YOUR INSTRUCTIONS
Show each line of the data below in which "denominator" occurs.

--- START ---

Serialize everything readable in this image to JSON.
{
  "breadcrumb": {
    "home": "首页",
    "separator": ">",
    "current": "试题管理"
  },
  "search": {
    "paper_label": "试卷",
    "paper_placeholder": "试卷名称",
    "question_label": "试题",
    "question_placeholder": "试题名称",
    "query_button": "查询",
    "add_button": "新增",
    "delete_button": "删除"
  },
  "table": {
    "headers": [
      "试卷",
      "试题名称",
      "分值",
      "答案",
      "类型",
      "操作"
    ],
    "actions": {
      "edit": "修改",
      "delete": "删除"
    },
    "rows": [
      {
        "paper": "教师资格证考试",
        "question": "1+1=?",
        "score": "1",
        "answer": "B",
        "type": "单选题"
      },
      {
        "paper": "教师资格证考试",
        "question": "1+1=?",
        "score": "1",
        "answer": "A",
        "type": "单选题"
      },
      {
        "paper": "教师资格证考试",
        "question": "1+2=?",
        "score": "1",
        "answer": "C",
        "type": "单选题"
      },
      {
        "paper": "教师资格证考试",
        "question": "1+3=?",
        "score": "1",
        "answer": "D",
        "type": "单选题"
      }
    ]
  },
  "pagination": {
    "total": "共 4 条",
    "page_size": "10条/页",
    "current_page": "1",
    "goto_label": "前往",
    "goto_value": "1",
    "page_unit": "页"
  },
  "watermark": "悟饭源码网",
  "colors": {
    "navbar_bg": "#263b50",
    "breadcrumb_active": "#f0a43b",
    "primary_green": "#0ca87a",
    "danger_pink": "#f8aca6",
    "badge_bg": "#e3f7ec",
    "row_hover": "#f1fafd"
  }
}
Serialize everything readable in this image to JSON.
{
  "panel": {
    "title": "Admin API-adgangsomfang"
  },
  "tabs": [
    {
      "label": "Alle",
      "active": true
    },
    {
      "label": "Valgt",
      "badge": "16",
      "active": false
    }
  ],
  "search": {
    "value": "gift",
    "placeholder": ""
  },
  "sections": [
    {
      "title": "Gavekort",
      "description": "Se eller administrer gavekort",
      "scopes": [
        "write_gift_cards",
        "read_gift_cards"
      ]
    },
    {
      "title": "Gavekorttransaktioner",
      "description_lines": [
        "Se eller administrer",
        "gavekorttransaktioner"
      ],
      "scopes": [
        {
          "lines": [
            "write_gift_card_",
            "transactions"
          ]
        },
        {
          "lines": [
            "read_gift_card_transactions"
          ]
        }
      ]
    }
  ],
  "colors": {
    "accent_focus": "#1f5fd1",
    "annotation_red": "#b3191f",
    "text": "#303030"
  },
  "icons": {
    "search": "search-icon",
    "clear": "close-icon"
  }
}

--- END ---
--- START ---

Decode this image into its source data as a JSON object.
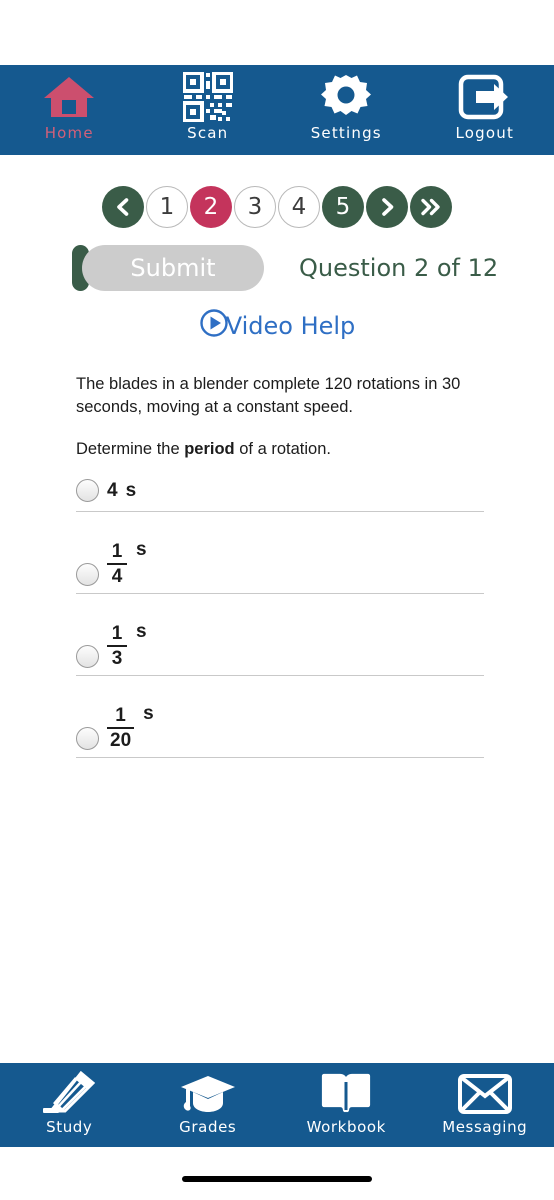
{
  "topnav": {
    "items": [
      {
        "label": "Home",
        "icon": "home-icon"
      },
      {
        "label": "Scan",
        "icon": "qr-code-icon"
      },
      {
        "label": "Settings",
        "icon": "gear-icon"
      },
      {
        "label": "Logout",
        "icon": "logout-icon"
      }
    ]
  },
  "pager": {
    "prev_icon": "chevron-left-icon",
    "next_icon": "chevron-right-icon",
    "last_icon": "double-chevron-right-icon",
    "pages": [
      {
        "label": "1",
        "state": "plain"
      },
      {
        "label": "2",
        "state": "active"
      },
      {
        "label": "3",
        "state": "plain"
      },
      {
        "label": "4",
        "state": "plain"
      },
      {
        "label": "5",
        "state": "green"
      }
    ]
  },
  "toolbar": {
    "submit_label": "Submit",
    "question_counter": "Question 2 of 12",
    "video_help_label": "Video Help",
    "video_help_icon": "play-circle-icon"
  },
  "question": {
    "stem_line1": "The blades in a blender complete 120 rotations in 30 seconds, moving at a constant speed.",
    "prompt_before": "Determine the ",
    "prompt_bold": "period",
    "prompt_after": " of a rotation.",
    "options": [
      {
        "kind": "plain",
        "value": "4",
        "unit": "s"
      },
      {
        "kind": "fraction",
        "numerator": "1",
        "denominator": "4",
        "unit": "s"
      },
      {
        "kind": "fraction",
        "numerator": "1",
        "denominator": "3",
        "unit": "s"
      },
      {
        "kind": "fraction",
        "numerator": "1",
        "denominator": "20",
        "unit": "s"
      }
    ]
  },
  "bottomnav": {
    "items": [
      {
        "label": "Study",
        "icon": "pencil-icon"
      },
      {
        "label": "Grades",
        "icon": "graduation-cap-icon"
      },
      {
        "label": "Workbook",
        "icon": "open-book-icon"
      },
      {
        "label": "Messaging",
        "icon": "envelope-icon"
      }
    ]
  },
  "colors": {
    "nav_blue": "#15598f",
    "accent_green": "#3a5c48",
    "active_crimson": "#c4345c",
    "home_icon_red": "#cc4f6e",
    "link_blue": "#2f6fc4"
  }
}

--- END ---

TASK RESULT
        "denominator": "4",
        "denominator": "3",
        "denominator": "20",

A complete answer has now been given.